The trilogy, now in four parts, was re-introduced by Gary, who helpfully told us that, as they had played the latest part earlier, they would now play the earlier one later, and the choir and piano led us into Fires (Which Burnt Brightly). This piece was another surprise item, for me, and, as with Strangers In Space, the arrangement was beautiful and the effect was quite lovely, Matthew delivering a blinding, short but intense organ solo.
Gary now told us that they had had a rehearsal before they came up, then he grinned and corrected himself "not before we came up - once we got here!" (or similar words). This formed the introduction to yet another surprise, especially with orchestra : Butterfly Boys! This, too, absolutely cooked and went down very well.

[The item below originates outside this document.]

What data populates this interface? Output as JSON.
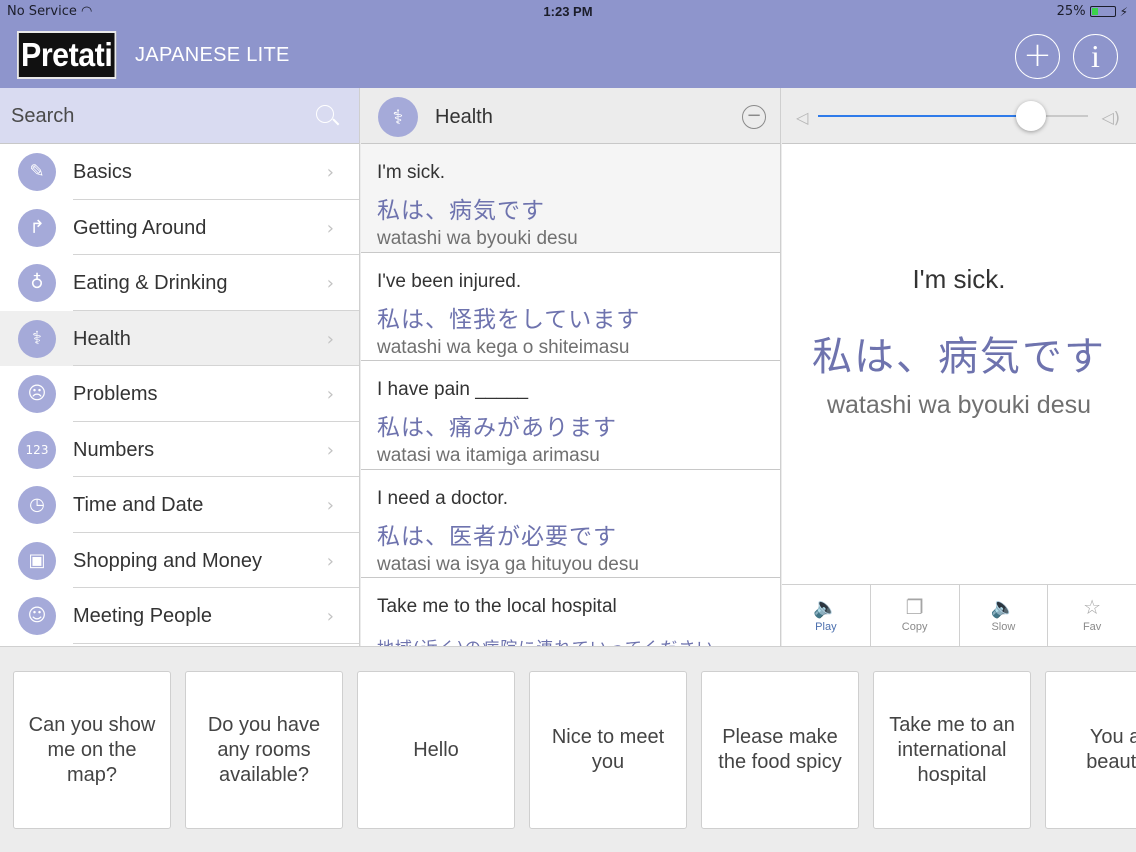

After the echoes had faded, Gary quietly looked up and said "On a more serious note ... D flat, in fact ...." at which we all laughed, but he went on to remind us of those who were no longer with us, naming Barrie Wilson, and now Douglas Adams also. Naturally, it was time for A Salty Dog. This was introduced by choir and piano, the choir singing the Latin words from Within Our House, and Matthew playing the little verse-connecting piece on the Hammond. In closing, as Gary sang: "your witness, my own hand", he held up his left hand. What can I say, here? This piece was so beautiful that it brought the first serious standing-ovation.

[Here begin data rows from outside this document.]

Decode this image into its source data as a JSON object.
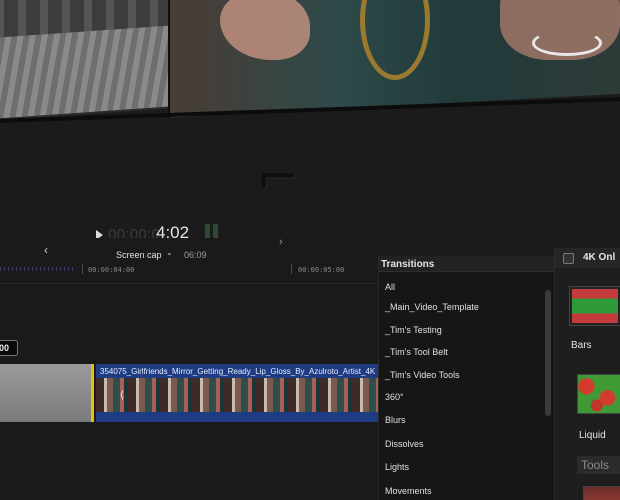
{
  "viewer": {
    "timecode_dim": "00:00:0",
    "timecode_bright": "4:02"
  },
  "toolbar": {
    "project_name": "Screen cap",
    "duration": "06:09"
  },
  "timeline": {
    "ruler_labels": [
      "00:00:04:00",
      "00:00:05:00"
    ],
    "time_badge": "00",
    "clip_title": "354075_Girlfriends_Mirror_Getting_Ready_Lip_Gloss_By_Azulroto_Artist_4K"
  },
  "transitions": {
    "title": "Transitions",
    "items": [
      "All",
      "_Main_Video_Template",
      "_Tim's Testing",
      "_Tim's Tool Belt",
      "_Tim's Video Tools",
      "360°",
      "Blurs",
      "Dissolves",
      "Lights",
      "Movements"
    ]
  },
  "browser": {
    "title": "4K Onl",
    "effects": [
      "Bars",
      "Liquid"
    ],
    "section": "Tools"
  },
  "colors": {
    "clip_blue": "#1f3c82",
    "selection_yellow": "#e6c200",
    "meter_green": "#2e4a31"
  }
}
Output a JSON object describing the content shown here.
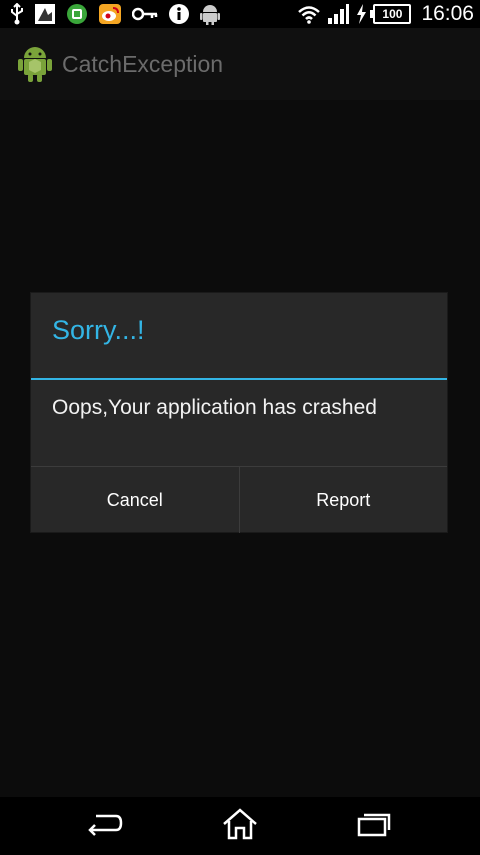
{
  "status_bar": {
    "icons": [
      "usb-icon",
      "photo-notification-icon",
      "green-app-icon",
      "weibo-icon",
      "key-icon",
      "info-icon",
      "android-icon"
    ],
    "battery_level": "100",
    "time": "16:06"
  },
  "action_bar": {
    "title": "CatchException"
  },
  "dialog": {
    "title": "Sorry...!",
    "message": "Oops,Your application has crashed",
    "cancel_label": "Cancel",
    "report_label": "Report"
  },
  "nav_bar": {
    "buttons": [
      "back-icon",
      "home-icon",
      "recent-apps-icon"
    ]
  },
  "colors": {
    "accent": "#33b5e5",
    "dialog_bg": "#282828",
    "title_gray": "#6b6b6b",
    "android_green": "#7aa33a"
  }
}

"Let's have a rest!" requested Gary. "Can't say I enjoyed that one : it was just sort of there." One of the things about the Commander's deadpan humour is that you are never quite sure whether he is joking. Gary then referred to the Live At Edmonton album and told us that one of tonight's orchestra members had actually been present at the Edmonton concert back in 1972. "He was sweeping up at the time!" This led us Into The Flood, another piece of serious rock, which saw Mr Brooker thoroughly enjoying himself, repeatedly throwing himself back on his stool until his feet left the floor.
Gary now referred to the fact that Procol once had a very famous hit, after which they fell from the sky as far as some people were concerned, imagining AWSoP was PH's only record. This was Matthew's cue and here was that sound, those opening notes, that track that we never tire of hearing - unaccompanied by the orchestra. YES!! The band played as a five-piece and it was utterly beautiful. The second verse was "She said 'I'm home on shore leave'" and the orchestra came in quietly part-way through. The third and final verse was "She said 'There is no reason'" and the choir joined in, with the orchestra now playing more loudly and Matthew soloing delightfully over the top. WOW!
And then it was all over ... we had waited months and months, with growing excitement, ... and, already, it was history. Gary was hugging Nicholas Dodd, then the band came and stood together and took their bows, and then they all trooped off. We clapped and clapped and clapped, but they did not return for an encore. We went on clapping and clapping - no response. The orchestra just sat there. Still the clapping did not stop. After a long while, Nicholas Dodd re-appeared, with the band behind him, and we subsided into our seats. Mark and Matt had done sterling service all night - solid, accurate, perfectly-timed playing, and it was fitting that they should lead us into the encore. This they did, playing a very familiar, simple, link and we were into Grand Finale. Again, words fail me (some hope!). Absolutely beautiful. Choir, orchestra, band, all blended into one glorious and well-loved sound.
When the echoes had died away, Gary said they would play Mendelsohn's Hawaiian March in F which turned out to be also known as I'm Be Satisfied - another total rock-out with everyone enjoying himself with gay abandon. And then it really was all over. We clapped and clapped and clapped, but finally the lights came up, and we could clearly see the orchestra were leaving as well.
This time, it really was over.